HR Security Priorities

In an environment where workplace violence and security threats are evolving so rapidly, what can HR professionals do to keep pace?

Assemble your team.

As important as they are in protecting their people, places, and assets, HR professionals need a full team in place to successfully design and execute a security plan that addresses workplace violence and other threats. Representatives from the Executive level, as well as from Legal and PR, should all be involved. Their contributions and buy-in are important, not just for more effective planning, but for a more effective and efficient response when a potential threat emerges. When time is of the essence, predetermined policies and approval mechanisms for things like forensic psychologist support or investigative or surveillance activation are critical. When delay or confusion can be not only costly, but potentially tragic, the right team structure is invaluable.

Plan and plan again.

Another critical element of safeguarding the workplace is a violence prevention plan. Unfortunately, not all HR professionals recognize the need to review and update that plan on a regular basis. In an environment where so much is changing so rapidly, an annual or semiannual review process is important for maintaining an effective security plan that effectively addresses new and emerging threats.

Proactively address vulnerabilities.

Another space where HR plays an important role is in identifying and addressing vulnerabilities in their security program and workplace violence prevention protocols. In addition to helping draft, deploy, and regularly review a workplace violence prevention plan, HR decision makers should also check critical boxes like making sure to have an employee assistance program for employees facing mental health challenges, conducting a physical security review, and making sure access is monitored, and working with IT to make sure cybersecurity measures are updated and rigorously tested.

Find a trusted security partner.

Perhaps the single most important thing HR professionals can do when it comes to security and workplace violence prevention is to recognize their limitations. Securing the services and support of a trusted security partner with proven workplace violence prevention expertise can help make workplace security more robust and comprehensive. Security professionals can work with HR and other stakeholders to review policies, processes, protocols, and programs—and make sure key priorities like reporting channels and responsibilities are established, escalation points are defined, and training programs are implemented. They can also help with mental health evaluations and interventions, as well as with the kind of professional monitoring and assessment that can identify and neutralize potential workplace violence threats before they emerge.

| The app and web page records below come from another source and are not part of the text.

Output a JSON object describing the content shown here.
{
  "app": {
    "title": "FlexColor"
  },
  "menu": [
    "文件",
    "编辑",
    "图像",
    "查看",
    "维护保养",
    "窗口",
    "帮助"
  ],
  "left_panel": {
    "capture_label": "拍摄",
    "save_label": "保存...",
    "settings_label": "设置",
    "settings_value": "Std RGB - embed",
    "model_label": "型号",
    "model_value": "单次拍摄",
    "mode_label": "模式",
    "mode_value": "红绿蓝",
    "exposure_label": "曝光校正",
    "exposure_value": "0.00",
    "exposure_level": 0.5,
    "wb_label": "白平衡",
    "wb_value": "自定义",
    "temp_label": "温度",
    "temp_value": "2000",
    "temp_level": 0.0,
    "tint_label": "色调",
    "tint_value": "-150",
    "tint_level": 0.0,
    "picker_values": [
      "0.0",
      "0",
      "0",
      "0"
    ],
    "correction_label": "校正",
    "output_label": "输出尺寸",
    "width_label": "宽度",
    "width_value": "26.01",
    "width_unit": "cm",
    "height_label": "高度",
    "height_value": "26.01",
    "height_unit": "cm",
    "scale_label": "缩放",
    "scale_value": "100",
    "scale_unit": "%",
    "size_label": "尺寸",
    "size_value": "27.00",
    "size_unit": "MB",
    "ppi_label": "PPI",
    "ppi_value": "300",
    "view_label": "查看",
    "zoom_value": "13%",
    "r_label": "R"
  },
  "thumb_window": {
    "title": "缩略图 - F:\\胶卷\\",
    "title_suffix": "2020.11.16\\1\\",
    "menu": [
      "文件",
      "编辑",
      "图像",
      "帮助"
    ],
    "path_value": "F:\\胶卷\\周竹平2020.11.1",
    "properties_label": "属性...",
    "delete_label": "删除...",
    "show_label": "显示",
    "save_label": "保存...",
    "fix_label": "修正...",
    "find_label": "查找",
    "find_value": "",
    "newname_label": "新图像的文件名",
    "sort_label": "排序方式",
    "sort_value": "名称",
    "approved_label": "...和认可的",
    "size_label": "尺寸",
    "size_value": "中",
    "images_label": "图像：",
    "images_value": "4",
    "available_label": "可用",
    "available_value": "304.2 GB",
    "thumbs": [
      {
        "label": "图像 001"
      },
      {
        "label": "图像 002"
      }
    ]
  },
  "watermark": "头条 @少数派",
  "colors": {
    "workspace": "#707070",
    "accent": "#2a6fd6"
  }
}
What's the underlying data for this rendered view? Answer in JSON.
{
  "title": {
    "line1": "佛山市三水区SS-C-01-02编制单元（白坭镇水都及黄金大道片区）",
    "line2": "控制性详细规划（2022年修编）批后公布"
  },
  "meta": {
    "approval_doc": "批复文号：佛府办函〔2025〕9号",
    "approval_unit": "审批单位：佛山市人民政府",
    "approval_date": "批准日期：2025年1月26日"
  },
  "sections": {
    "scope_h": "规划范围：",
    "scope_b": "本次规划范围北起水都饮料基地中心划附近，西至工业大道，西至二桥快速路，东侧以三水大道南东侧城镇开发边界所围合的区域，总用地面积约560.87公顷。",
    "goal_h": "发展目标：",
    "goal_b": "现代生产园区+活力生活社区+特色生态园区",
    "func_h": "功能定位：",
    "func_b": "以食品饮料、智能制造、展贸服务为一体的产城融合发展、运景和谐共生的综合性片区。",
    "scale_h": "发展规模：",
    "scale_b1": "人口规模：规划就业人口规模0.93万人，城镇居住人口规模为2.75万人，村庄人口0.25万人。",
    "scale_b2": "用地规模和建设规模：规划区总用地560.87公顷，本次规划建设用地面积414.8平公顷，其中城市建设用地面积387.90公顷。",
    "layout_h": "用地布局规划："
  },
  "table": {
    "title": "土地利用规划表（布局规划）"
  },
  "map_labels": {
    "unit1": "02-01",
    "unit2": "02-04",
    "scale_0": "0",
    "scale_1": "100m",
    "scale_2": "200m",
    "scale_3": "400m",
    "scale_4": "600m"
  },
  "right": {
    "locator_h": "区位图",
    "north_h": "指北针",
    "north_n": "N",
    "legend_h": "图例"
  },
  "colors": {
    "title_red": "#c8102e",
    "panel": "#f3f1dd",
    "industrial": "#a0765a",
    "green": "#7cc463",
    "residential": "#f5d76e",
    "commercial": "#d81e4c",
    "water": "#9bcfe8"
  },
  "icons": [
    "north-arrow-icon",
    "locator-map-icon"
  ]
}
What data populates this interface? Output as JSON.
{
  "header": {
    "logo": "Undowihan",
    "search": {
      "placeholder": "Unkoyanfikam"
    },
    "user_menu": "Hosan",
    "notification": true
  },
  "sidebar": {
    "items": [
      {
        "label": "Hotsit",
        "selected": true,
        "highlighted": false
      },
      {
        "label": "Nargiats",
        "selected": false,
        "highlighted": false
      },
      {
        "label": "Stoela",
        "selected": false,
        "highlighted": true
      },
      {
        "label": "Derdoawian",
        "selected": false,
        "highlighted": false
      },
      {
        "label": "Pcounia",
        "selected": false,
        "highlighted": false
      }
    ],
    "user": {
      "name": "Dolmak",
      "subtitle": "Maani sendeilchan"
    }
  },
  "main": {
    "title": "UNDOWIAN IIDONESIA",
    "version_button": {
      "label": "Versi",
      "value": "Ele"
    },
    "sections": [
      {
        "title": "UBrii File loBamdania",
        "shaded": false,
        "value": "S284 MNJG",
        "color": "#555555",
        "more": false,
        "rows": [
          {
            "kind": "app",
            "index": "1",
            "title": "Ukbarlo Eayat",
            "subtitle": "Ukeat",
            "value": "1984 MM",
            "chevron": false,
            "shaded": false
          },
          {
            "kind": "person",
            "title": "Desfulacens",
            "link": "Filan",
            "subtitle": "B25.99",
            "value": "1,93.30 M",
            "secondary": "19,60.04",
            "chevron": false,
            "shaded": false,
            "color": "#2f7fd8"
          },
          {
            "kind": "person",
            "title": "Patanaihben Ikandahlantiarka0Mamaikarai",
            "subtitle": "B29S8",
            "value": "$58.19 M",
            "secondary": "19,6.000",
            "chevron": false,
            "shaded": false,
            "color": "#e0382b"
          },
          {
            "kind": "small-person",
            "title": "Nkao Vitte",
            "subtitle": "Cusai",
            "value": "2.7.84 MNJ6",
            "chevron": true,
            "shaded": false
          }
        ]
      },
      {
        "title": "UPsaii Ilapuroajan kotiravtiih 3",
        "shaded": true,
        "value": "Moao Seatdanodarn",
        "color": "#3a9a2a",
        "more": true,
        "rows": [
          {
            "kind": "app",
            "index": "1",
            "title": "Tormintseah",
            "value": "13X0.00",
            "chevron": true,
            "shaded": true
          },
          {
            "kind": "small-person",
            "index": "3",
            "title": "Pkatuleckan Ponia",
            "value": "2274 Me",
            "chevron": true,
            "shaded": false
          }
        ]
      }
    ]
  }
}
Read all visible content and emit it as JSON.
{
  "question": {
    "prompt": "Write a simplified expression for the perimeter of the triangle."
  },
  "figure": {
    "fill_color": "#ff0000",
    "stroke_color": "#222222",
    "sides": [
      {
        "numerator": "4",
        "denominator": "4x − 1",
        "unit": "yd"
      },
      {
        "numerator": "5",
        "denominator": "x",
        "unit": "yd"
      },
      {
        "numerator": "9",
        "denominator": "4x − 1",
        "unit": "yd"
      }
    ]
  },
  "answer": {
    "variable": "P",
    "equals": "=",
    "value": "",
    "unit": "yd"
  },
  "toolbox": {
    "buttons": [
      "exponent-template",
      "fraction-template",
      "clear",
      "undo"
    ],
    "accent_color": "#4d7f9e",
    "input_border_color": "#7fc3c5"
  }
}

In a fast-changing environment with more and varied workplace threats, savvy HR professionals understand that professional security support as a potential difference-maker.

Miguel A. Martinez is a Vice President and Global Investigations Unit Leader with the Pinkerton Group. He has more than two decades of experience managing all aspects of consulting, security, and investigative practice. He has special expertise in Project Management, Enterprise Risk Management Solutions, Investigative Services, Security Intelligence Services, Global Executive Protection Services, and Special Event Management, and he is keenly focused on building strategic long-term relationships with clients and delivering effective security solutions globally.

Leave a Reply

Your email address will not be published. Required fields are marked *